A study published in the journal Nature Reviews Neuroscience looked at more than 160 studies of the effects of food on the brain.  Here is the abstract of the study:

It has long been suspected that the relative abundance of specific nutrients can affect cognitive processes and emotions. Newly described influences of dietary factors on neuronal function and synaptic plasticity have revealed some of the vital mechanisms that are responsible for the action of diet on brain health and mental function. Several gut hormones that can enter the brain, or that are produced in the brain itself, influence cognitive ability. In addition, well-established regulators of synaptic plasticity, such as brain-derived neurotrophic factor, can function as metabolic modulators, responding to peripheral signals such as food intake. Understanding the molecular basis of the effects of food on cognition will help us to determine how best to manipulate diet in order to increase the resistance of neurons to insults and promote mental fitness.

Recently an article appeared in the UCLA Newsroom newsletter about this study and its author, Fernando Gomez-Pinilla, who had this to say "Food is like a pharmaceutical compound that affects the brain...(d)iet, exercise and sleep have the potential to alter our brain health and mental function.

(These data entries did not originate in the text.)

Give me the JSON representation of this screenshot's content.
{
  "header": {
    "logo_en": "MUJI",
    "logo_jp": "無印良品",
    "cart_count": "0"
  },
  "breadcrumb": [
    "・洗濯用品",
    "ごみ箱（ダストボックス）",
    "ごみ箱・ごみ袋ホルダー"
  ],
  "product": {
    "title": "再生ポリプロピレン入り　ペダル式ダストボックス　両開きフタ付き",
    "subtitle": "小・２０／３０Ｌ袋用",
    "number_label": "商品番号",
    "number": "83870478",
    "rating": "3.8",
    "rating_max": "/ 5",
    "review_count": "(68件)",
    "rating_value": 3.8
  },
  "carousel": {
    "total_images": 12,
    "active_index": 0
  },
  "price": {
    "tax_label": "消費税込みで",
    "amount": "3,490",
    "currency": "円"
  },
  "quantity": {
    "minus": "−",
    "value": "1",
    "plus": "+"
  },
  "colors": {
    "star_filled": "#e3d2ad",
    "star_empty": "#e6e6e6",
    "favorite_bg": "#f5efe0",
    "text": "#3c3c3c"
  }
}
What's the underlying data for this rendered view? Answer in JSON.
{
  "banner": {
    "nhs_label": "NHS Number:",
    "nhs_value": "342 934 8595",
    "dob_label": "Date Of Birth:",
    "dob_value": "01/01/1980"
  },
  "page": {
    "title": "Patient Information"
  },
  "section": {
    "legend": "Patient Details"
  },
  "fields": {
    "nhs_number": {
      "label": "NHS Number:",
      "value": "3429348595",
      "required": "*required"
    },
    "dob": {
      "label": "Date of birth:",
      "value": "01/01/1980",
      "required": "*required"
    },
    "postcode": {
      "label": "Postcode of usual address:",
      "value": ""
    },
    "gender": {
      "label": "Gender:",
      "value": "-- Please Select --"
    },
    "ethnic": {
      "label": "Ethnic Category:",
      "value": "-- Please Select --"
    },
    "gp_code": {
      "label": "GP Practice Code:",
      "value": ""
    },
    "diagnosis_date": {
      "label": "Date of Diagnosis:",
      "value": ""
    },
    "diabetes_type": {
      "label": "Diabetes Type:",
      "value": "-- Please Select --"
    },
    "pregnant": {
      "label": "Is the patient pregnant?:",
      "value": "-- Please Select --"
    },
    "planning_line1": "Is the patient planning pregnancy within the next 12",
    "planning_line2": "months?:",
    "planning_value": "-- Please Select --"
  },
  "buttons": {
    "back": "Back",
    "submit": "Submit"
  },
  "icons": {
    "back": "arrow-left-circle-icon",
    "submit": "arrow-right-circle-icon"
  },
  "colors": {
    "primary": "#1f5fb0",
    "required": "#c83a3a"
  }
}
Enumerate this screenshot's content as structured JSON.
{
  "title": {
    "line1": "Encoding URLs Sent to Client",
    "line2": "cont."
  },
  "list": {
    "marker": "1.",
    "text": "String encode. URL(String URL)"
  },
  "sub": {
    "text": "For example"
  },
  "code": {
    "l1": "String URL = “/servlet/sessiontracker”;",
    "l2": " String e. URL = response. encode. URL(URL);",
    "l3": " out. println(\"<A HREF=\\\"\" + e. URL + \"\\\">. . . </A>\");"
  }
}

This raises the exciting possibility that changes in diet are a viable strategy for enhancing cognitive abilities, protecting the brain from damage and counteracting the effects of aging."  This article focuses mostly on findings relating to omega-3 fatty acids, but also includes some other interesting findings as well.  Here are some highlights from the article:

"Omega-3 fatty acids support synaptic plasticity and seem to positively affect the expression of several molecules related to learning and memory that are found on synapses...(o)mega-3 fatty acids are essential for normal brain function."

 "Dietary deficiency of omega-3 fatty acids in humans has been associated with increased risk of several mental disorders, including attention-deficit disorder, dyslexia, dementia, depression, bipolar disorder and schizophrenia,"

"Scientists are learning which omega-3 fatty acids seem to be especially important. One is docosahexaenoic acid, or DHA, which is abundant in salmon. DHA, which reduces oxidative stress and enhances synaptic plasticity and learning and memory, is the most abundant omega-3 fatty acid in cell membranes in the brain."

"Recent research also supports the hypothesis that health can be passed down through generations, and a number of innovative studies point to the possibility that the effects of diet on mental health can be transmitted across generations"

"Evidence indicates that what you eat can affect your grandchildren's brain molecules and synapses...(w)e are trying to find the molecular basis to explain this."

"Controlled meal-skipping or intermittent caloric restriction might provide health benefits.  Excess calories can reduce the flexibility of synapses and increase the vulnerability of cells to damage by causing the formation of free radicals. Moderate caloric restriction could protect the brain by reducing oxidative damage to cellular proteins, lipids and nucleic acids"  (note that this is referring to something intermittent, NOT calorie restriction on a daily basis).

"Adequate levels of folic acid are essential for brain function, and folate deficiency can lead to neurological disorders such as depression and cognitive impairment. Folate supplementation, either by itself or in conjunction with other B vitamins, has been shown to be effective in preventing cognitive decline and dementia during aging and enhancing the effects of antidepressants. The results of a recent randomized clinical trial indicate that a three-year folic acid supplementation can help reduce the age-related decline in cognitive function."